DATASET RECORDS below:

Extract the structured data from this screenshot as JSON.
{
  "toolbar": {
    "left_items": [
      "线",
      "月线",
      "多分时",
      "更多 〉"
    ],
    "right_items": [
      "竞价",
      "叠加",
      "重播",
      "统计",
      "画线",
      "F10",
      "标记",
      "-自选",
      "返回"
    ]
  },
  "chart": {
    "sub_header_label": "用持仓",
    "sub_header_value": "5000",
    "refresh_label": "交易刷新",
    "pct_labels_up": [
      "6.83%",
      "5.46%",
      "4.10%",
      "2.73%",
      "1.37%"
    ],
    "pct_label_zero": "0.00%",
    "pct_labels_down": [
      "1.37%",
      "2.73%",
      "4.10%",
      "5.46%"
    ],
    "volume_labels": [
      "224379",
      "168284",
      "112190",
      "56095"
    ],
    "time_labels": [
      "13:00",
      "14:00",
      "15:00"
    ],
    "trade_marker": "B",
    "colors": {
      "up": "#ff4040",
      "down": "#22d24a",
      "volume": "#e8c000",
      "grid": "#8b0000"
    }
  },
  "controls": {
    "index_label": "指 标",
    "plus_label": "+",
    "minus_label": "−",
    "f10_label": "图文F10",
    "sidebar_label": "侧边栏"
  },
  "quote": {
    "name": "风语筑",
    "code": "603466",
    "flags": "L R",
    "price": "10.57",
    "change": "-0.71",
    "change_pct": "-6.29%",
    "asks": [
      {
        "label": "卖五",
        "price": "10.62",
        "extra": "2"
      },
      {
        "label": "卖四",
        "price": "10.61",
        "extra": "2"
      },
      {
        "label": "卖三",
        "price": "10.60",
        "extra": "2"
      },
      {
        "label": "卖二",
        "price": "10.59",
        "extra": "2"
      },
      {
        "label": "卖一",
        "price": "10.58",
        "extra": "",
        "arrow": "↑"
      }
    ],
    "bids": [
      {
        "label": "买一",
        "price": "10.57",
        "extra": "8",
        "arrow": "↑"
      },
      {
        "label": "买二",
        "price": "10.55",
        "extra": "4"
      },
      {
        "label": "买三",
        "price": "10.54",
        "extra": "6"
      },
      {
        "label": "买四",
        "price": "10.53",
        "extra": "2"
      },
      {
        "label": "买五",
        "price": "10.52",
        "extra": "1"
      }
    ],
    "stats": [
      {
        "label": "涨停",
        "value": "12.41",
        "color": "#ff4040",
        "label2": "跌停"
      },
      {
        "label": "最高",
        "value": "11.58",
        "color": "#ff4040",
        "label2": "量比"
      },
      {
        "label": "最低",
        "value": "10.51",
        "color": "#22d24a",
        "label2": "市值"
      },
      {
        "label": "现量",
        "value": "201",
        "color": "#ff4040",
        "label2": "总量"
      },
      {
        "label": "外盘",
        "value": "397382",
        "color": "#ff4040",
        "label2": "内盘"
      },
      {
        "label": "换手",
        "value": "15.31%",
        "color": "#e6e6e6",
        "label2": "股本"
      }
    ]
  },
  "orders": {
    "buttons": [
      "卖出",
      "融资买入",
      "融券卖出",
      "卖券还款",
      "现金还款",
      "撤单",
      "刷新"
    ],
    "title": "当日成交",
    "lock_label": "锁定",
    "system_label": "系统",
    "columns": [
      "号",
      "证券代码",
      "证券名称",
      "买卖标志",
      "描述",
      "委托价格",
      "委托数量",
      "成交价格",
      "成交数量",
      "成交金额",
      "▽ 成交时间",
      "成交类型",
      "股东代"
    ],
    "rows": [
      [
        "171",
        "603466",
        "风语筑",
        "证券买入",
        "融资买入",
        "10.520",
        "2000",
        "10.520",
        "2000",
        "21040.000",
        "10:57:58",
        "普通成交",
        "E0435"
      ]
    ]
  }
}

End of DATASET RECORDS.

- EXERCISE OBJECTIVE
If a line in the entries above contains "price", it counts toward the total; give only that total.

- RESPONSE
11